Chinese table tennis player Zhang Jike (File Photo: China News Service/Sheng Jiapeng)
Champion's career in question as TV time replaces table time
It's been too long since Chinese table tennis megastar Zhang Jike stood on the highest medal podium.
Loud cheers for Zhang are now only heard on TV reality and variety shows, leading some to question whether the former Olympic champion, who turns 30 this month, will ever return to his best.
Zhang has always been a sensation in China.
He became only the fourth male player in the history of his sport to earn a career grand slam (Olympics, world championships and World Cup) when he won singles gold at the 2012 London Games.
That feat was achieved in record time - 445 days - before he narrowly missed out on what would have been a unique second slam cycle when he took silver at the 2016 Rio Olympics.
In August 2016 he stated his intention to go for a third Olympic gold at Tokyo 2020.
However, the dearth of sports headlines and glut of entertainment news about Zhang in recent months does not bode well for that bid.
Fans are concerned that Zhang is too caught up in the circus of celebrity life, with some fearing it could be a sign of his looming retirement.
Shenzhen Bay Sports Center has been the scene of many famous Zhang triumphs on the table. However, when 11,000 screaming fans greeted his return there in December, he had no racket in his hand. Instead, he cradled a video game controller, showing off his skills as part of the entertainment at the King Pro League, an e-sports competition based on Tencent's King of Glory title.
Meanwhile, hundreds of millions of viewers have watched his exploits on a real-life simulation of that game, the reality TV show King Strike.
Zhang is also a regular guest on a cooking show, a singing contest... the list goes on and on.
He tried to douse the retirement rumors in January when he reaffirmed his commitment to the Chinese national team, and when he wrote "K loves T" in the snow during a recent episode of King Strike, some fans interpreted it as a denial that retirement was on the cards - K meaning Ke, the abbreviation of his last name, and T possibly meaning table tennis.

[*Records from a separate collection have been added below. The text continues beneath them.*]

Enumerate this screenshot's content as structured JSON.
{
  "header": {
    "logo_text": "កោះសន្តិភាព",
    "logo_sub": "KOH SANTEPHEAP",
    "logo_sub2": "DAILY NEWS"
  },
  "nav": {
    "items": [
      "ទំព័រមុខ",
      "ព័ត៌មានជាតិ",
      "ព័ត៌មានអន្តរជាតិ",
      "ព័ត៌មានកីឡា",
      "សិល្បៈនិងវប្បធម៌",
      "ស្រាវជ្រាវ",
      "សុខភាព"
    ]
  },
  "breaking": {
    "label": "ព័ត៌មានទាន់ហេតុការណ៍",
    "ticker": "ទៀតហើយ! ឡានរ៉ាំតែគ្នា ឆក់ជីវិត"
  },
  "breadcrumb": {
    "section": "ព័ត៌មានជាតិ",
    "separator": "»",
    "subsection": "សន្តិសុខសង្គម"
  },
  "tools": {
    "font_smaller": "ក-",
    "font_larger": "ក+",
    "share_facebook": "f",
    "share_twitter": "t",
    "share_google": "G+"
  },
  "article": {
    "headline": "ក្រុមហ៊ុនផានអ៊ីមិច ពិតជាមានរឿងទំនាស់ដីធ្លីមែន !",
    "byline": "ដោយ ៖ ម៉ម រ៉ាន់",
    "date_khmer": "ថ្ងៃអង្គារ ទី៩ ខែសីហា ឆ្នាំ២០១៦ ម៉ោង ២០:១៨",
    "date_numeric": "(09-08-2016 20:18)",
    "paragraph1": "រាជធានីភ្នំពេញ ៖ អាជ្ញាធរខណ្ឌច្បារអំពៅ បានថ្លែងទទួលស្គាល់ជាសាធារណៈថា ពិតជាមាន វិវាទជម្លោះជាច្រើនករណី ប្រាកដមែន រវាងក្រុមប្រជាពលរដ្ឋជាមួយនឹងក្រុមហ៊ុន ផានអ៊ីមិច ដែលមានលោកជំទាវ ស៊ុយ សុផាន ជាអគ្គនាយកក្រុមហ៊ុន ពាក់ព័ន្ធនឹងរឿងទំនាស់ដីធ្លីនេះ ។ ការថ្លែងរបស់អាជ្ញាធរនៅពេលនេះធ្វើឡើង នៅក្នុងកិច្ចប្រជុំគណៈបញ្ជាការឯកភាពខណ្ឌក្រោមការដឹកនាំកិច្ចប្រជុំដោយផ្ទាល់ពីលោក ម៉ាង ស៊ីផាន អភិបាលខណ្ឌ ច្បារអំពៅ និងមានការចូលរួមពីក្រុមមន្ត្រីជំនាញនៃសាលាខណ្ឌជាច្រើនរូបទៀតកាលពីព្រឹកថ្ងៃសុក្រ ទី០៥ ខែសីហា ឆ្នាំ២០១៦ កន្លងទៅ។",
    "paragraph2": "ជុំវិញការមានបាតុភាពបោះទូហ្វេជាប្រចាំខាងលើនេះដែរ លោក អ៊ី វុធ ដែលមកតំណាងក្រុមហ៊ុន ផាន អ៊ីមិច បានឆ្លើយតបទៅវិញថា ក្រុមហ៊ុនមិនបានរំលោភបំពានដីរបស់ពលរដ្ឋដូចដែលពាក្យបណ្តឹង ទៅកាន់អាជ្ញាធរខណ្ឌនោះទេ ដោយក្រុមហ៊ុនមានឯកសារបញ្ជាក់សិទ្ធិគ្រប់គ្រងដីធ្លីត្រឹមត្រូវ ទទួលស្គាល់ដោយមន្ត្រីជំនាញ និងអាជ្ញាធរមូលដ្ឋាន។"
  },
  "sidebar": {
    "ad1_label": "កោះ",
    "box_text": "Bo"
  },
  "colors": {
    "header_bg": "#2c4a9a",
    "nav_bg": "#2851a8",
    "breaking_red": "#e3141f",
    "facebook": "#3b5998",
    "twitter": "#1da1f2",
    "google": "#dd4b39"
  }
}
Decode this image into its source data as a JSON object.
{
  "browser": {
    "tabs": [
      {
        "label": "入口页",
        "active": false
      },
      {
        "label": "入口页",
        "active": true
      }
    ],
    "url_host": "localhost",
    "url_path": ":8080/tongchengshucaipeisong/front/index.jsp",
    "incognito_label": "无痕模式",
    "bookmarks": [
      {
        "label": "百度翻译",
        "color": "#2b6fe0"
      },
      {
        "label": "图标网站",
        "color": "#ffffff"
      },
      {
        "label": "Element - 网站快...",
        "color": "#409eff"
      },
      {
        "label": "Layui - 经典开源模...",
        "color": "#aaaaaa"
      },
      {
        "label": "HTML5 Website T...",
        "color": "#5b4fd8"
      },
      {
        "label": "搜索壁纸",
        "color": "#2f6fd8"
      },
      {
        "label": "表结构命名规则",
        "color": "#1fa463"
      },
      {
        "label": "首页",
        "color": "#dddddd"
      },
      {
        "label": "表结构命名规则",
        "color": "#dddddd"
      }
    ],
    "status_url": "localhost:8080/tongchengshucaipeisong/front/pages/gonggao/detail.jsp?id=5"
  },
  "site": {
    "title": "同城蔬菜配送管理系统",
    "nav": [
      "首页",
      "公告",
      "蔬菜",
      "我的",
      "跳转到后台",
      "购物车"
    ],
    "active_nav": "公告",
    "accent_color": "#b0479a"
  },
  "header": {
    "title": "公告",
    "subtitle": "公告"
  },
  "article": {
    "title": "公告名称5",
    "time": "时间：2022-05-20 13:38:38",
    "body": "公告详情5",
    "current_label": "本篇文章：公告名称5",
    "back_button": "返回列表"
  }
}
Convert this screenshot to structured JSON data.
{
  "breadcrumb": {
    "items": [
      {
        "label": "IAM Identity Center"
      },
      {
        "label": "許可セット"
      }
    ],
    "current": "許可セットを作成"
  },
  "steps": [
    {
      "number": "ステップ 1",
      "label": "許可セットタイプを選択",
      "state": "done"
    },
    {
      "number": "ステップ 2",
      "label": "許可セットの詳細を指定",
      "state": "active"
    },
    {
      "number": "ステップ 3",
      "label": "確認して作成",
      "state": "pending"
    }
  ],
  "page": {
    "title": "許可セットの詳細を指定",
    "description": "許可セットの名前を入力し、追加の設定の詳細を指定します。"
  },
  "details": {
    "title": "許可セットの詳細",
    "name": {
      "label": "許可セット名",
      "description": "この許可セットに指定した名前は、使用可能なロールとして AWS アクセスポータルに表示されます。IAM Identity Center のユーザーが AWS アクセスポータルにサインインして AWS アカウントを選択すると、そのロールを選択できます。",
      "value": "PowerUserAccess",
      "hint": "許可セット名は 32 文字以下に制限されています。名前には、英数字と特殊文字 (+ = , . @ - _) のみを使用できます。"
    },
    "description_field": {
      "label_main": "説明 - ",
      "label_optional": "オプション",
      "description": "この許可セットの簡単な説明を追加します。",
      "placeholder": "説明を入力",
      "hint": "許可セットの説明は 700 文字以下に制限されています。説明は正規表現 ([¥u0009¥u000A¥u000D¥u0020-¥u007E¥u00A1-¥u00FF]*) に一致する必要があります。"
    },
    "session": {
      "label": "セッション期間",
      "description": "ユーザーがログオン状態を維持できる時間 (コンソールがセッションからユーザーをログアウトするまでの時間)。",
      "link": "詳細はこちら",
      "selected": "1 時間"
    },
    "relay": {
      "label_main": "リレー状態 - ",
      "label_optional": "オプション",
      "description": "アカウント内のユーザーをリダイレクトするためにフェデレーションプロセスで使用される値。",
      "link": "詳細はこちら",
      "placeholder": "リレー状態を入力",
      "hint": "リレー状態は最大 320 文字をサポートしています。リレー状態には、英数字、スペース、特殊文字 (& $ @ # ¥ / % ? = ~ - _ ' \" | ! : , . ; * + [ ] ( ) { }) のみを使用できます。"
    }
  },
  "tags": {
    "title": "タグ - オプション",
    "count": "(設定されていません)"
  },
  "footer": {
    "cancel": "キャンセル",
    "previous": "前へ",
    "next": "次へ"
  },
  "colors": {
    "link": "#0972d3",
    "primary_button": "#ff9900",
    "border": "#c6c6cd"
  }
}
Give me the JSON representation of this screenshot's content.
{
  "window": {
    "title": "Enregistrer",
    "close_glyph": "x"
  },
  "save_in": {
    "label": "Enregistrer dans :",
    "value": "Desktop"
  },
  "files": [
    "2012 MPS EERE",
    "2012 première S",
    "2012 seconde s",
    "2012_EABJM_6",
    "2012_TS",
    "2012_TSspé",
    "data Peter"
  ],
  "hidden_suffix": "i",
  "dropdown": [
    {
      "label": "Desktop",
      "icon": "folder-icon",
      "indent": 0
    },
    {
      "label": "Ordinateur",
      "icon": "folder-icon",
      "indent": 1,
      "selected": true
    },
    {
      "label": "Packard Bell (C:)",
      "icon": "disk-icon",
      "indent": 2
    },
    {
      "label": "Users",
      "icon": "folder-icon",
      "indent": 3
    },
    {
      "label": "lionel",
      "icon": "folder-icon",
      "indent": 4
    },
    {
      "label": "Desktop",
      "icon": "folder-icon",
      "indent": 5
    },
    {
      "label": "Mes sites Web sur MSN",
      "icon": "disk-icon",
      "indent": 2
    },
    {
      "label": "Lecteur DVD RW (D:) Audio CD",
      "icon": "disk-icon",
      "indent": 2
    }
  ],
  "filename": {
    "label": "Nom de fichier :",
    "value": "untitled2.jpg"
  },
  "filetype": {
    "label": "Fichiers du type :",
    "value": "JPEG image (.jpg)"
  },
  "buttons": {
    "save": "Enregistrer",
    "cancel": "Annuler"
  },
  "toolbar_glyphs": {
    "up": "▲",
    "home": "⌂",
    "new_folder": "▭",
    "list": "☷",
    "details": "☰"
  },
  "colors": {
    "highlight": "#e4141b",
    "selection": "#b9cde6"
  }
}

Sports stars' ever increasing involvement in variety and reality shows has raised questions about the delicate balance between their athletic and showbiz pursuits.
Unlike in the West, where agents rule the roost, the General Administration of Sport of China (GASC) manages the majority of elite athletes in a wide range of affairs, from training to public relations to commercial endorsements.
Zhang is not the only conflicted Chinese sports star.
Boxer Zou Shiming has faced criticism over his TV appearances and commercial activities, while swimmer Ning Zetao caused an uproar when he signed a personal endorsement deal without the GASC's permission after winning the 100 meters freestyle at the 2014 FINA World Championships.
Ning's career has since been on the slide, culminating in his dismissal from the national team after a disappointing showing at the Rio Olympics.
So what now for Zhang?
He returned to international duty following a five-month absence at the German Open in November but slumped to an opening-round loss to Portugal's world No 40 Tiago Apolonia.
There has been no sign of Zhang at the table since, resulting in the former world No 1 dropping to 54th in the rankings.
He will also miss the 2018 Table Tennis World Cup in London later this month.
Meanwhile, the Chinese Table Tennis Association's new selection criteria could hinder Zhang on the comeback trail.
Since January, Chinese players who fail to make it through qualifying rounds or lose their opening round against an opponent from a rival association will not be considered for the next tournament.
Given Zhang's performance in Germany, his age and history of injury problems, it looks like the road back to top form is looking increasingly steep for the Chinese legend.